Jeff B’s review published on Letterboxd:
When it's good, it's very good. The Kwame speech, cut with his admirers shown in close-ups with an all black background, is quite powerful. The subsequent disco scene features some great music and is a ton of fun (I always appreciate a well-done bar/club scene). Best part might be the cross-cutting of a KKK initiation with a black student union meeting. Specifically, seeing racists watch Birth of a Nation and young black people listen to an older black man recalling a horrific tragedy makes for a poignant and provocative juxtaposition, highlighting our country's very complicated relationship with history.

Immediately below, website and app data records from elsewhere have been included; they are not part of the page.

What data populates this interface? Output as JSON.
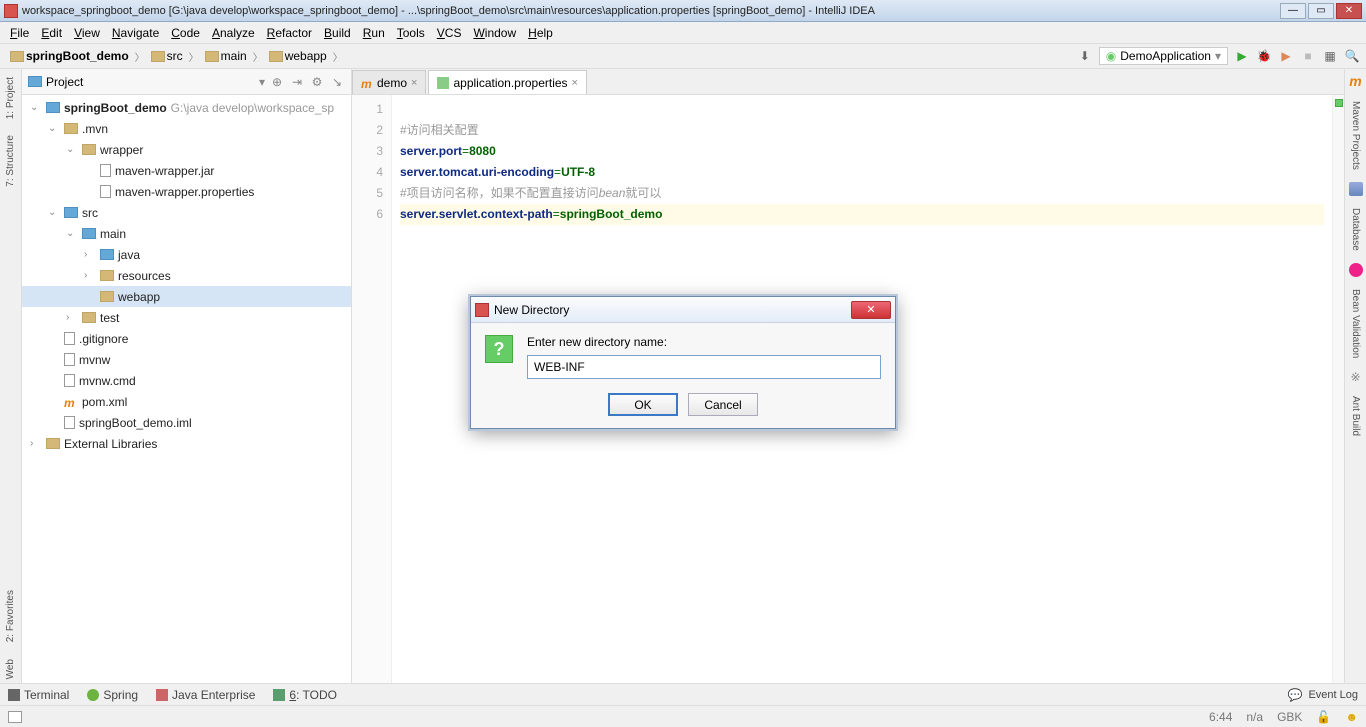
{
  "window": {
    "title": "workspace_springboot_demo [G:\\java develop\\workspace_springboot_demo] - ...\\springBoot_demo\\src\\main\\resources\\application.properties [springBoot_demo] - IntelliJ IDEA"
  },
  "menu": [
    "File",
    "Edit",
    "View",
    "Navigate",
    "Code",
    "Analyze",
    "Refactor",
    "Build",
    "Run",
    "Tools",
    "VCS",
    "Window",
    "Help"
  ],
  "breadcrumbs": [
    {
      "label": "springBoot_demo",
      "bold": true
    },
    {
      "label": "src"
    },
    {
      "label": "main"
    },
    {
      "label": "webapp"
    }
  ],
  "run_config": "DemoApplication",
  "left_tools": [
    "1: Project",
    "7: Structure",
    "2: Favorites",
    "Web"
  ],
  "right_tools": [
    "Maven Projects",
    "Database",
    "Bean Validation",
    "Ant Build"
  ],
  "project_panel": {
    "title": "Project"
  },
  "tree": [
    {
      "pad": 0,
      "toggle": "v",
      "icon": "folder-blue",
      "label": "springBoot_demo",
      "bold": true,
      "hint": "G:\\java develop\\workspace_sp"
    },
    {
      "pad": 1,
      "toggle": "v",
      "icon": "folder",
      "label": ".mvn"
    },
    {
      "pad": 2,
      "toggle": "v",
      "icon": "folder",
      "label": "wrapper"
    },
    {
      "pad": 3,
      "toggle": "",
      "icon": "file",
      "label": "maven-wrapper.jar"
    },
    {
      "pad": 3,
      "toggle": "",
      "icon": "file",
      "label": "maven-wrapper.properties"
    },
    {
      "pad": 1,
      "toggle": "v",
      "icon": "folder-blue",
      "label": "src"
    },
    {
      "pad": 2,
      "toggle": "v",
      "icon": "folder-blue",
      "label": "main"
    },
    {
      "pad": 3,
      "toggle": ">",
      "icon": "folder-blue",
      "label": "java"
    },
    {
      "pad": 3,
      "toggle": ">",
      "icon": "folder",
      "label": "resources"
    },
    {
      "pad": 3,
      "toggle": "",
      "icon": "folder",
      "label": "webapp",
      "selected": true
    },
    {
      "pad": 2,
      "toggle": ">",
      "icon": "folder",
      "label": "test"
    },
    {
      "pad": 1,
      "toggle": "",
      "icon": "file",
      "label": ".gitignore"
    },
    {
      "pad": 1,
      "toggle": "",
      "icon": "file",
      "label": "mvnw"
    },
    {
      "pad": 1,
      "toggle": "",
      "icon": "file",
      "label": "mvnw.cmd"
    },
    {
      "pad": 1,
      "toggle": "",
      "icon": "m",
      "label": "pom.xml"
    },
    {
      "pad": 1,
      "toggle": "",
      "icon": "file",
      "label": "springBoot_demo.iml"
    },
    {
      "pad": 0,
      "toggle": ">",
      "icon": "folder",
      "label": "External Libraries"
    }
  ],
  "tabs": [
    {
      "label": "demo",
      "active": false,
      "icon": "m"
    },
    {
      "label": "application.properties",
      "active": true,
      "icon": "file"
    }
  ],
  "code": {
    "lines": [
      {
        "n": 1,
        "html": ""
      },
      {
        "n": 2,
        "html": "<span class='c-comment'>#访问相关配置</span>"
      },
      {
        "n": 3,
        "html": "<span class='c-key'>server.port</span><span class='c-eq'>=</span><span class='c-val'>8080</span>"
      },
      {
        "n": 4,
        "html": "<span class='c-key'>server.tomcat.uri-encoding</span><span class='c-eq'>=</span><span class='c-val'>UTF-8</span>"
      },
      {
        "n": 5,
        "html": "<span class='c-comment'>#项目访问名称，如果不配置直接访问<em>bean</em>就可以</span>"
      },
      {
        "n": 6,
        "html": "<span class='c-key'>server.servlet.context-path</span><span class='c-eq'>=</span><span class='c-val'>springBoot_demo</span>",
        "cursor": true
      }
    ]
  },
  "bottom_tools": [
    {
      "icon": "term",
      "label": "Terminal"
    },
    {
      "icon": "spring",
      "label": "Spring"
    },
    {
      "icon": "jee",
      "label": "Java Enterprise"
    },
    {
      "icon": "todo",
      "label": "6: TODO",
      "u": "6"
    }
  ],
  "event_log": "Event Log",
  "status": {
    "caret": "6:44",
    "na": "n/a",
    "enc": "GBK"
  },
  "dialog": {
    "title": "New Directory",
    "label": "Enter new directory name:",
    "value": "WEB-INF",
    "ok": "OK",
    "cancel": "Cancel"
  }
}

The second and third acts do drag at times, and Spike, who's rarely one for subtlety, can't help himself with an unnecessary epilogue featuring Charlottesville footage. I think the parrallel between the film and that incident was quite apparent throughtout, so the clips feel especially heavy-handed. Plus, the movie could have ended in the hallway, with one of Spike Lee's trademark dolly shots. Seemed much more fitting. Anyways, this is entertaining and (unfortunately) relevant stuff.